In June, Cain finished eighth in the 1500m at the U.S. Championships, missing the top-four placement necessary to make the World Championships team.

“After a disappointing year, I knew that I needed a change,” Cain said in a blog post Tuesday. “For me, that meant returning home to New York (and its bagels) or where it all started. With 2016 being such an important year, it’s a blessing to be able to, as my mom says, ‘Go back to basics.'”

Cain, who was a freshman at the University of Portland last year, is still coached by three-time New York City Marathon champion Alberto Salazar with the aid of New Zealand 2004 Olympic 10,000m runner John Henwood, according to the blog.

“We’re trying to get [running] back to fun with her,” Henwood said, according to Runner’s World.

Cain moved from Bronxville, N.Y., to Portland after graduating high school last year, completing a decorated prep career filled with records and state and national titles. She trained with Salazar’s group, which includes Olympic 10,000m gold and silver medalists Mo Farah and Galen Rupp.

Cain won the World Junior Championships 3000m in 2014 and became the youngest woman to make a senior World Championships 1500m final in 2013, when she finished 10th.

“I always said the key to running well was keeping the sport fun,” Cain said in the blog post. “With the help of this great NY running community, I am happy to say that I have found that love again! I’m looking forward to a rewarding Indoor and Outdoor season.

“Thanks to everyone who has supported me through the ups and downs! I hope to make 2016 a year to remember!”

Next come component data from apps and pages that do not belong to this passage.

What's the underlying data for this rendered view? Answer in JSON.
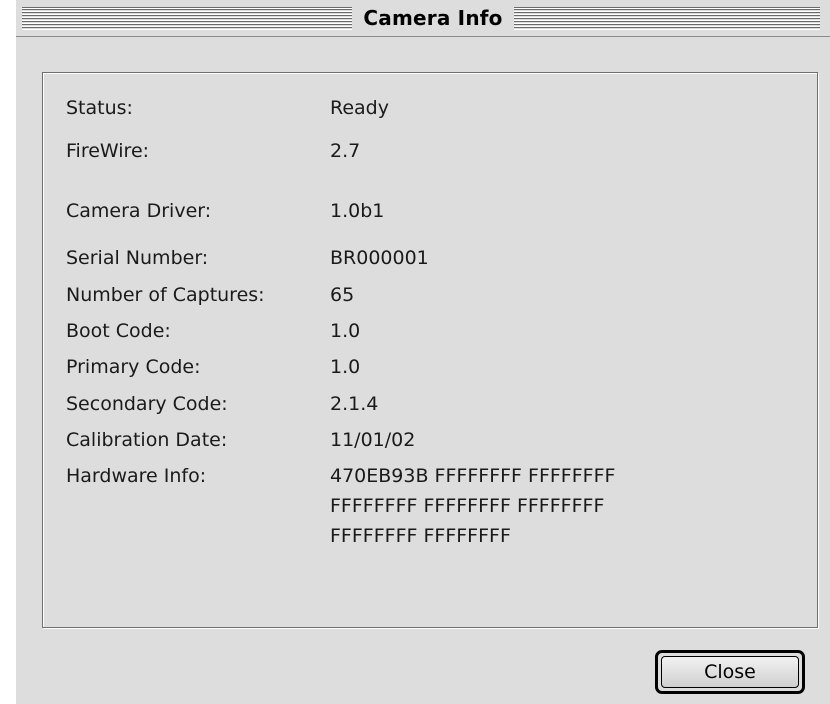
{
  "window": {
    "title": "Camera Info"
  },
  "info": {
    "status": {
      "label": "Status:",
      "value": "Ready"
    },
    "firewire": {
      "label": "FireWire:",
      "value": "2.7"
    },
    "camera_driver": {
      "label": "Camera Driver:",
      "value": "1.0b1"
    },
    "serial_number": {
      "label": "Serial Number:",
      "value": "BR000001"
    },
    "number_of_captures": {
      "label": "Number of Captures:",
      "value": "65"
    },
    "boot_code": {
      "label": "Boot Code:",
      "value": "1.0"
    },
    "primary_code": {
      "label": "Primary Code:",
      "value": "1.0"
    },
    "secondary_code": {
      "label": "Secondary Code:",
      "value": "2.1.4"
    },
    "calibration_date": {
      "label": "Calibration Date:",
      "value": "11/01/02"
    },
    "hardware_info": {
      "label": "Hardware Info:",
      "lines": [
        "470EB93B FFFFFFFF FFFFFFFF",
        "FFFFFFFF FFFFFFFF FFFFFFFF",
        "FFFFFFFF FFFFFFFF"
      ]
    }
  },
  "buttons": {
    "close_label": "Close"
  }
}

MORE TRACK AND FIELD: Usain Bolt returns to Oktoberfest, with Olympic Alpine skier